3) Exploding T-1000 in Terminator 2
As if we haven't yet witnessed a complete revolution in FX technology, James Cameron holds the best for last. Arnie rises behind some machinery and shoves a grenade in the Terminator's body with his grenade launcher. The thing that we then watch in awe can only be described as a liquid mass, exploded from the inside with a head, arms and legs attached to some point.

2) Twisted Gollum in Lord Of The Rings : The Two Towers
Not the first all-CGI character, but definitely the most impressive one for years and years to come. So creepy and realistic, you get the goosebumps when Gollum reveals his dual twisted personality. Be it the whip-marks on his back or the veins on his hands, this detailed creation actually makes you forget its artificial nature.

1) Pissed-off T-rex in Jurassic Park
First place for Jurassic Park, hands down. It would be either this one or the first glimpse of the dinosaurs. But the scene with the two stopped cars and the restroom is pure Spielberg. Awe, amazement, terror, comedy, they're all out there in this eye-candy. Never before has the Big Screen seen such life-like creatures. Jurassic Park set the bar so high, that in the past decade we have truly witnessed a revolution in CGI magic. This movie introduced Hollywood into a new era of movie-making, which ain't necessarily good, but is damn eye-satisfying.

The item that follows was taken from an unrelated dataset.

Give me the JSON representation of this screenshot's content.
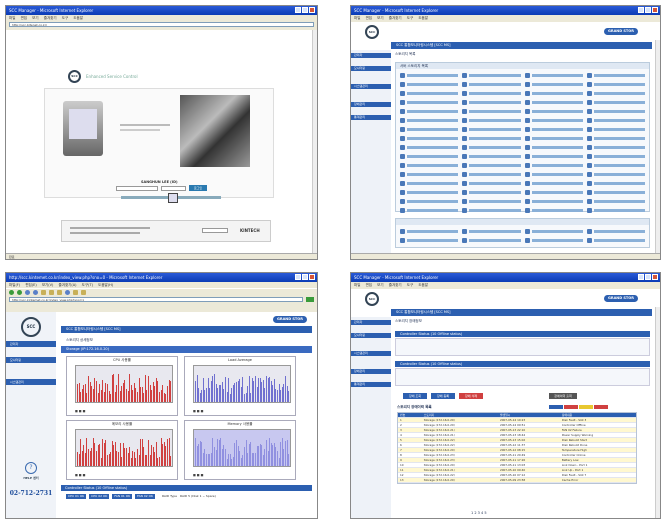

The CGI moments mustn't just stimulate your retina, they must also make you salivate from excitement. In a word, jaw-dropping. Ok, that's two words, but these were the strongest contenders. In a random order, Leeloo created, M:I's helicopter in tunnel, exploding White House, Legolas mounting an Oliphant and The Thing's defibrillator scene would fill in the top 10. King Kong Vs Dinosaurs, The Abyss' watery alien, Titanic splitting in half, The Perfect Storm's huge wave, Starship Troopers' censored cow, Pearl Harbor's dropping Bomb, Spidey riding the train, Poltergeist's poltergeist, Tripod rising from the ground, The Cell's chopped horse, Kingdom Of Heaven's fireballs and Jack Sparrow storming in Kraken's mouth were close. Honorary mention for Tron, though. No models, miniatures, make-up or stop-motion effects. This leaves out any huuuuge spaceships, bursting chests, spinning heads and walking skeletons. These moments will compete in future lists, so patience...